Roger William Eisinger Sr., 82, a Washington area builder and real estate developer for many years, died at Georgetown University Hospital Friday of cardiac arrest.

Mr. Eisinger originated the idea for the Bethesda Air Rights Building over the B&O railroad tracks on Wisconsin Avenue in Bethesda. The building was put up, and the development continues under the direction of Mr. Eisinger's son and namesake.

A native of Washington, Mr. Eisinger graduated from the old Central High School and earned a law degree at the old National Law School. He practiced law in the real estate department of a Washington bank, and then in 1926, took over the Eisinger Mill and Lumber Co., which had been founded in Bethesda by his father.

In the same year, he founded the Chevy Chase Federal Savings and loan Association, which merged with Perpetual Savings and Loan in the 1950s. Mr. Eisinger ran the lumber company and the savings and loan association until his retirement in 1954.

He was a member of the Explorers Club, and he and his wife, Marie Hall Eisinger, traveled widely. They were among the first tourists to visit Antarctica by cruise ship.

Mr. Eisinger also had been a founding member of the Potomac Yacht Club.
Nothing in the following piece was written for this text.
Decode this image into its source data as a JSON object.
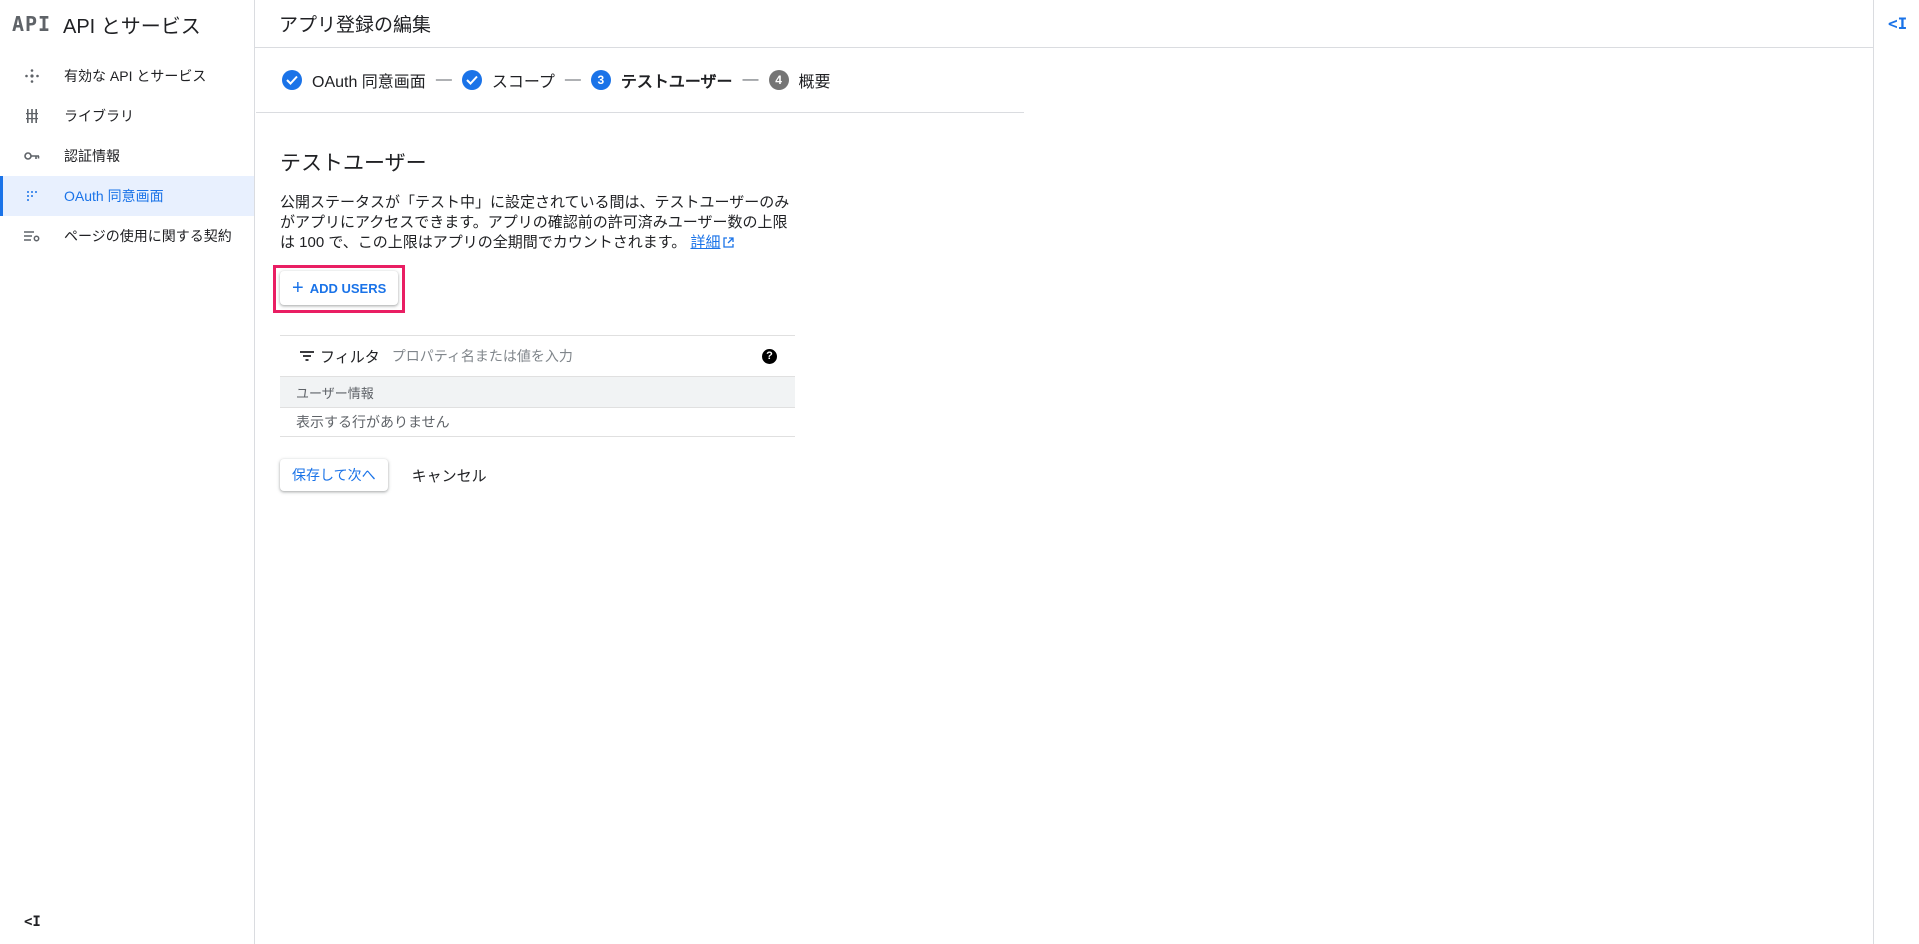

He rowed single, double and eight oared sculls and had represented the club in competition.

In addition to his wife, of the home in Washington, survivors include three sons, Roger Williams Jr., of Potomac, Donald Lee, of Frederick, Md., and Richard Hall, of Annapolis; two daughters, Elizabeth de Guevara, of Caracas, Venezuela, and Margaret E. Logan, of Seattle; three brothers, John O., of Palm Beach, Fla., Constantine C., of Bethesda, and Walter G. Jr., of Washington; a sister, Octavia E. Webb, of Chevy Chase; 18 grandchildren, and one great-grandchild.